AIM OF THE TASK: Show, from the entries below, every line in which "name" appears.

········

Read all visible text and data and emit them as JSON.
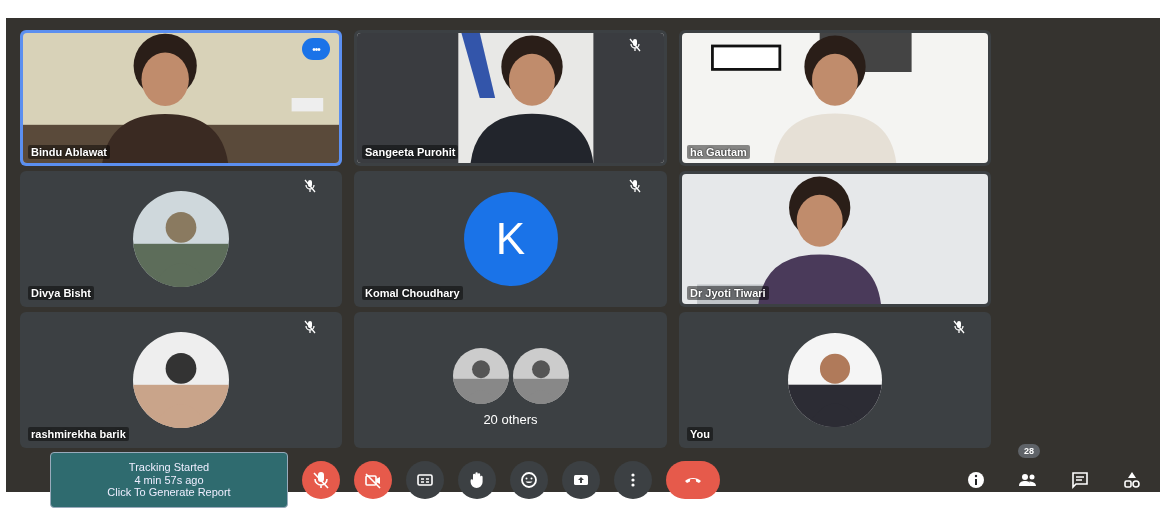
{
  "tiles": [
    {
      "name": "Bindu Ablawat",
      "kind": "video",
      "muted": false,
      "selected": true,
      "menu": "•••"
    },
    {
      "name": "Sangeeta Purohit",
      "kind": "video",
      "muted": true,
      "selected": false
    },
    {
      "name": "ha Gautam",
      "kind": "video",
      "muted": false,
      "selected": false
    },
    {
      "name": "Divya Bisht",
      "muted": true,
      "selected": false
    },
    {
      "name": "Komal Choudhary",
      "kind": "letter",
      "letter": "K",
      "muted": true,
      "selected": false
    },
    {
      "name": "Dr Jyoti Tiwari",
      "kind": "video",
      "muted": false,
      "selected": false
    },
    {
      "name": "rashmirekha barik",
      "muted": true,
      "selected": false
    },
    {
      "name": "20 others",
      "kind": "group",
      "muted": false,
      "selected": false
    },
    {
      "name": "You",
      "muted": true,
      "selected": false
    }
  ],
  "tracking": {
    "lines": [
      "Tracking Started",
      "4 min 57s ago",
      "Click To Generate Report"
    ]
  },
  "controls": [
    {
      "kind": "mic",
      "off": true
    },
    {
      "kind": "camera",
      "off": true
    },
    {
      "kind": "captions",
      "off": false
    },
    {
      "kind": "hand",
      "off": false
    },
    {
      "kind": "emoji",
      "off": false
    },
    {
      "kind": "present",
      "off": false
    },
    {
      "kind": "more",
      "off": false
    },
    {
      "kind": "hangup",
      "off": true
    }
  ],
  "side_controls": [
    {
      "kind": "info"
    },
    {
      "kind": "people",
      "badge": "28"
    },
    {
      "kind": "chat"
    },
    {
      "kind": "activities"
    }
  ]
}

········

EXERCISE RESPONSE:
      "name": "Bindu Ablawat",
      "name": "Sangeeta Purohit",
      "name": "ha Gautam",
      "name": "Divya Bisht",
      "name": "Komal Choudhary",
      "name": "Dr Jyoti Tiwari",
      "name": "rashmirekha barik",
      "name": "20 others",
      "name": "You",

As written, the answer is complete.